Third, we see that with regard to incomegetting, unconditional universal basic income schemes ought to be studied and pushed to government agendas and global institutions in order to curb pressures to further degrade environment due to necessities of getting one’s income in the era of ‘bullshit jobs’. In the current system, people struggle to meet basic and socially constituted necessities through seeking jobs (and income) that are made scarce by the pattern in which public and private capital is directed to labor reducing investments (increasing automatization, robotization and mechanization). It is, however, clear that currently most money is invested in the mere – parasitical – speculative and rent seeking investments that create even less jobs. In other words, rather than thriving for increasing jobs and reducing unemployment under a radically unjust world system and therefore binding people into adverse conditions, scholarly work ought to focus on how to emancipate people from the destructive treadmill.
Unconditional universal basic income schemes ought to be studied and pushed to government agendas and global institutions in order to curb pressures to further degrade environment due to necessities of getting one’s income in the era of ‘bullshit jobs’.
We argue that building momentum for unconditional universal basic income policies remains squarely impossible under the current economics orthodoxy that does not understand the essence of (fiat-)money and how it is created through credit in commercial and central banks. It is obvious that the actual global production systems ought to suffer major changes in parallel with such policies and indeed, we see that universal basic income schemes may help in legitimizing such transitions. We find that environmental social sciences ought to grasp money conceptually instead of taking it as given (by the orthodox economists). To recapitulate (a bit provocatively): Instead of scholars thinking what kind of values and what kind of ideas should be induced to populations so that they curb their consumption to save the planet, scholars ought to focus on the core of the life-worlds: practices of getting income and structures under which such practices are reproduced.

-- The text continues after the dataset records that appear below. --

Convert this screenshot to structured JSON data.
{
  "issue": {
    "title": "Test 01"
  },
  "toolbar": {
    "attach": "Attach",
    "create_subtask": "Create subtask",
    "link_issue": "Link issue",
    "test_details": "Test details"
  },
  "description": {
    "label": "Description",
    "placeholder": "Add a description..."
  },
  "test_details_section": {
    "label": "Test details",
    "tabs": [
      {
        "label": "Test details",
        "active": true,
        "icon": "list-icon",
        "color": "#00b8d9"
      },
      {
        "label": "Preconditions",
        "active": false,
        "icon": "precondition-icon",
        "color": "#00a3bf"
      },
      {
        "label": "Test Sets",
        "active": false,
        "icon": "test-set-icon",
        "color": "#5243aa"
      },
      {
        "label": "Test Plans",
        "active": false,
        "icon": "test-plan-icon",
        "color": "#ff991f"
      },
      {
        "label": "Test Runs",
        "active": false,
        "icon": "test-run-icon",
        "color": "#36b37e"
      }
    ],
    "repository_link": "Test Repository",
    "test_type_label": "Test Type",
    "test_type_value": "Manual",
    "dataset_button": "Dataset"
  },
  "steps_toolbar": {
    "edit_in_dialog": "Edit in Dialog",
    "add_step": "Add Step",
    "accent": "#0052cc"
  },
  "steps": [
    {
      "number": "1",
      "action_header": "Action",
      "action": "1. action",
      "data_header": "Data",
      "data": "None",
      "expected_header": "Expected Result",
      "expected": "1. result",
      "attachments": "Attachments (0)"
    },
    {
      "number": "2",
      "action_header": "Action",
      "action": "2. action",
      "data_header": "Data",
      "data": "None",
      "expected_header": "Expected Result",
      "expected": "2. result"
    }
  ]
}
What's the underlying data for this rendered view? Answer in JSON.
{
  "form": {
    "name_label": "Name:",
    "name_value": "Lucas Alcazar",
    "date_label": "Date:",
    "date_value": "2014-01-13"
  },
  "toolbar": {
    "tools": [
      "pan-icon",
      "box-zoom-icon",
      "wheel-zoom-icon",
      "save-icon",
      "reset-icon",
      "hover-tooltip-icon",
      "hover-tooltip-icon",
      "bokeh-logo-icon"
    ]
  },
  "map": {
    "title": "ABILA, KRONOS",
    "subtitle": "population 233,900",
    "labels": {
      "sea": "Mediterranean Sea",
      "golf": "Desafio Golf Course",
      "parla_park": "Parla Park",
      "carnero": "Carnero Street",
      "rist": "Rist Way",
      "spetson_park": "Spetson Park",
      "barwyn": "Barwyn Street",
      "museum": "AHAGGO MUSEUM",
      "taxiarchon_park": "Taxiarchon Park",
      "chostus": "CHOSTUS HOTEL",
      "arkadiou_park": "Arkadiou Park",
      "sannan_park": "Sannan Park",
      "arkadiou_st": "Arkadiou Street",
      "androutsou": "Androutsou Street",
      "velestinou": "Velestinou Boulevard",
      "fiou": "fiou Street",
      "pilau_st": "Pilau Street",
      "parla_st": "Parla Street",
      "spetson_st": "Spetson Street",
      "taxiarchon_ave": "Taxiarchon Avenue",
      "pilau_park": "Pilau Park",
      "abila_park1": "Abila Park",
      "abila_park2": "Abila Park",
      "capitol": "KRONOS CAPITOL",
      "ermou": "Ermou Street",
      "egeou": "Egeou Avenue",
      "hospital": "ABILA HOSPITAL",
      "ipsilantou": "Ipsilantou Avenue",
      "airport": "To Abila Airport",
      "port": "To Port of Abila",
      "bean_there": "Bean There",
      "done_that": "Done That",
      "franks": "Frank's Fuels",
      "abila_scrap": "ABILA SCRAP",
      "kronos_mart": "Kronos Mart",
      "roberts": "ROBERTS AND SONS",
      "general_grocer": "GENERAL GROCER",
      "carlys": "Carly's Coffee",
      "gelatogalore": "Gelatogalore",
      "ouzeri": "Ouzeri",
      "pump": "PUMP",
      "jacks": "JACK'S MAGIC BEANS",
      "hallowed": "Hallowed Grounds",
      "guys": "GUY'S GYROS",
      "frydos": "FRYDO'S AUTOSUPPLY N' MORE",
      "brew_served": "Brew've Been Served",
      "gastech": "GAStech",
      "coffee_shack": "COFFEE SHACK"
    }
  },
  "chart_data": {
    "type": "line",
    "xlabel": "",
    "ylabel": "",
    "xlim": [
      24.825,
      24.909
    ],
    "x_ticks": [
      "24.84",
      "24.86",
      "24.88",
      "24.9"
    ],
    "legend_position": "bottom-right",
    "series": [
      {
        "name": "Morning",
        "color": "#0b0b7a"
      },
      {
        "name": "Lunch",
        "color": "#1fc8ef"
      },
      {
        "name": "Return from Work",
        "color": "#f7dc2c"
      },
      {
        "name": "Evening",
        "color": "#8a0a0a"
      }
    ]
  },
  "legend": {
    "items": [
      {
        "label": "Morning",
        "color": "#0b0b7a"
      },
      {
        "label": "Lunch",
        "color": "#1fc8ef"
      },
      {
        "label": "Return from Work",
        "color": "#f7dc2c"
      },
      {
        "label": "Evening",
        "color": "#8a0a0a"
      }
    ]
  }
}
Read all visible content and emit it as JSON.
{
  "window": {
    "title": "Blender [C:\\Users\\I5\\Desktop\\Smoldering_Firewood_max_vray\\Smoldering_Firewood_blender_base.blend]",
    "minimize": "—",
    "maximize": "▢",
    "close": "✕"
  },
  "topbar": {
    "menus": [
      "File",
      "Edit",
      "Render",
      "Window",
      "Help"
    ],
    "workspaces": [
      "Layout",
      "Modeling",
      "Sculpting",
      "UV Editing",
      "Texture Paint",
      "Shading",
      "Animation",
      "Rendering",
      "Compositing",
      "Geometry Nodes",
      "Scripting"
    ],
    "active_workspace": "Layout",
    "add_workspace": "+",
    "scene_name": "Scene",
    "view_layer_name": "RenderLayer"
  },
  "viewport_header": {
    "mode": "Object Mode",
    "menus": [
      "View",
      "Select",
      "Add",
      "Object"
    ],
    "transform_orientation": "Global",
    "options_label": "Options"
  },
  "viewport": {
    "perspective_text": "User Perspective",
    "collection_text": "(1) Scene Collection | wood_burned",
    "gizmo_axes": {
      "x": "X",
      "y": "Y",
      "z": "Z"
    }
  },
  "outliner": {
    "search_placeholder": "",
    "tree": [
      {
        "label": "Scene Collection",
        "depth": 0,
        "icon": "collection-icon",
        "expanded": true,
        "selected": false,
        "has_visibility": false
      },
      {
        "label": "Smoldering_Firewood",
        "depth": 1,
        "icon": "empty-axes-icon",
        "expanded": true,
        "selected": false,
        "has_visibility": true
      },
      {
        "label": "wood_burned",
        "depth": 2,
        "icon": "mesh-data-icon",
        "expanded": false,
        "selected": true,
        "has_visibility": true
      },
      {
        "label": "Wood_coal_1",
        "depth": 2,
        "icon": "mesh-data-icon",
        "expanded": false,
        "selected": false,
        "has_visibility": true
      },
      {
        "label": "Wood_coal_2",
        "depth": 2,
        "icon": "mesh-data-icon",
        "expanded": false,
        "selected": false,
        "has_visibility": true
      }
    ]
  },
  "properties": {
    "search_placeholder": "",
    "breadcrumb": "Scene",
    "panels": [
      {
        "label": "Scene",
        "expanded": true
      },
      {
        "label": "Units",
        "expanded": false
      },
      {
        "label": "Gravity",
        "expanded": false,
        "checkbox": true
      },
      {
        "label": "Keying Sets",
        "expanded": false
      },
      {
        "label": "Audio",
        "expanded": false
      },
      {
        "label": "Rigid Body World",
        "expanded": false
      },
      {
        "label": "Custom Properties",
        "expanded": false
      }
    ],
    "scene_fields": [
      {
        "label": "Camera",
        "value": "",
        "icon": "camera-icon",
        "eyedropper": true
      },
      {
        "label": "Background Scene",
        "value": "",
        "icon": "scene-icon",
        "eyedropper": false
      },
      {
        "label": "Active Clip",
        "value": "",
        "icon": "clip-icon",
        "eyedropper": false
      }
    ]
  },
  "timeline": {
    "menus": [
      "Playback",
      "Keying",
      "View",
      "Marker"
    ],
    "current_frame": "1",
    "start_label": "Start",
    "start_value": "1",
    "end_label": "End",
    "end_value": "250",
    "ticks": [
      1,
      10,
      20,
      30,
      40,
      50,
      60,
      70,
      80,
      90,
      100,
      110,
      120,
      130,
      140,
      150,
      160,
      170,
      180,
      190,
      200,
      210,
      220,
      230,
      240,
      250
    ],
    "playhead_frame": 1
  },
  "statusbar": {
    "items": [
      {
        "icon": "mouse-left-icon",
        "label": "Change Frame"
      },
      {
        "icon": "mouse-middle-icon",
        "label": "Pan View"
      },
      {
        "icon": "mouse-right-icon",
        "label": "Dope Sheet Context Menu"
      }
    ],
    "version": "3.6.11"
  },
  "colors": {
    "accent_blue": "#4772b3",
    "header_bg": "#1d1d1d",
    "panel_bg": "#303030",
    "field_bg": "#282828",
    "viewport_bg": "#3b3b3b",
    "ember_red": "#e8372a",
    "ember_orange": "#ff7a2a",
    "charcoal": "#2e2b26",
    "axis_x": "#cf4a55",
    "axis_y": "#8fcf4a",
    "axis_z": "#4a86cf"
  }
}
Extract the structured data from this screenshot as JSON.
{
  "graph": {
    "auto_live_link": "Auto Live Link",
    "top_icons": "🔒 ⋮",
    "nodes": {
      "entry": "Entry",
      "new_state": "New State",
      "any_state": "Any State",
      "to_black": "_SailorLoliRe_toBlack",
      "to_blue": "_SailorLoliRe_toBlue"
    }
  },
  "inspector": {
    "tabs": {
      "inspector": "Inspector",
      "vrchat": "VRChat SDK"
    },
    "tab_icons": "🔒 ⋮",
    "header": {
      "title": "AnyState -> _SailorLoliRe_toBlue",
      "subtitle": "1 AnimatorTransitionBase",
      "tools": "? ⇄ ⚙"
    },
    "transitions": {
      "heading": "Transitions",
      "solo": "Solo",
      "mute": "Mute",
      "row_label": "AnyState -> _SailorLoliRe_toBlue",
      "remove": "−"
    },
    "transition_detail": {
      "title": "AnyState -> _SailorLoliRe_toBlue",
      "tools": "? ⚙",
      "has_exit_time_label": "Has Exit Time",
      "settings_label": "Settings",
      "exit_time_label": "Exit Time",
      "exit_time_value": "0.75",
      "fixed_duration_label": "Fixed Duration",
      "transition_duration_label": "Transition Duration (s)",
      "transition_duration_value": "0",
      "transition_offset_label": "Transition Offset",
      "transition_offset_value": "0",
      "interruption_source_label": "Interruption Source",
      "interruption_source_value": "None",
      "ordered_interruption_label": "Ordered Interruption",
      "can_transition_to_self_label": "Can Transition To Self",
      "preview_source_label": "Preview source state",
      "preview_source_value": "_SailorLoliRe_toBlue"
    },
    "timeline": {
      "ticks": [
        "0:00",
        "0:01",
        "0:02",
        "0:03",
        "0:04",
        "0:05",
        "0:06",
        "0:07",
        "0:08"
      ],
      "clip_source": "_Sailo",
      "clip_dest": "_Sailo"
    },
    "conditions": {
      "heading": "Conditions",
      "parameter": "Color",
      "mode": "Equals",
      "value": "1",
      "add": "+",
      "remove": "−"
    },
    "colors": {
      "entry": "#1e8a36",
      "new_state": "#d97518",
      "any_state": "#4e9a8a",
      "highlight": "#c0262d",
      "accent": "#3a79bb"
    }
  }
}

One (but not the only) fertile case to study is universal basic income schemes, which for their part require understanding money anew. We hope that our paper incites a lively critical discussion that ultimately helps to undermine the extractive system within which we currently have to live.
Read the full article here.
Read more about the authors:
Ossi Ollinaho - Postdoctoral Researcher at Development Studies, Helsinki Inequality Initiative (INEQ) & Helsinki Institute of Sustainability Science (HELSUS)
V. P. J. Arponen - Graduate School Human Development in Landscapes, University of Kiel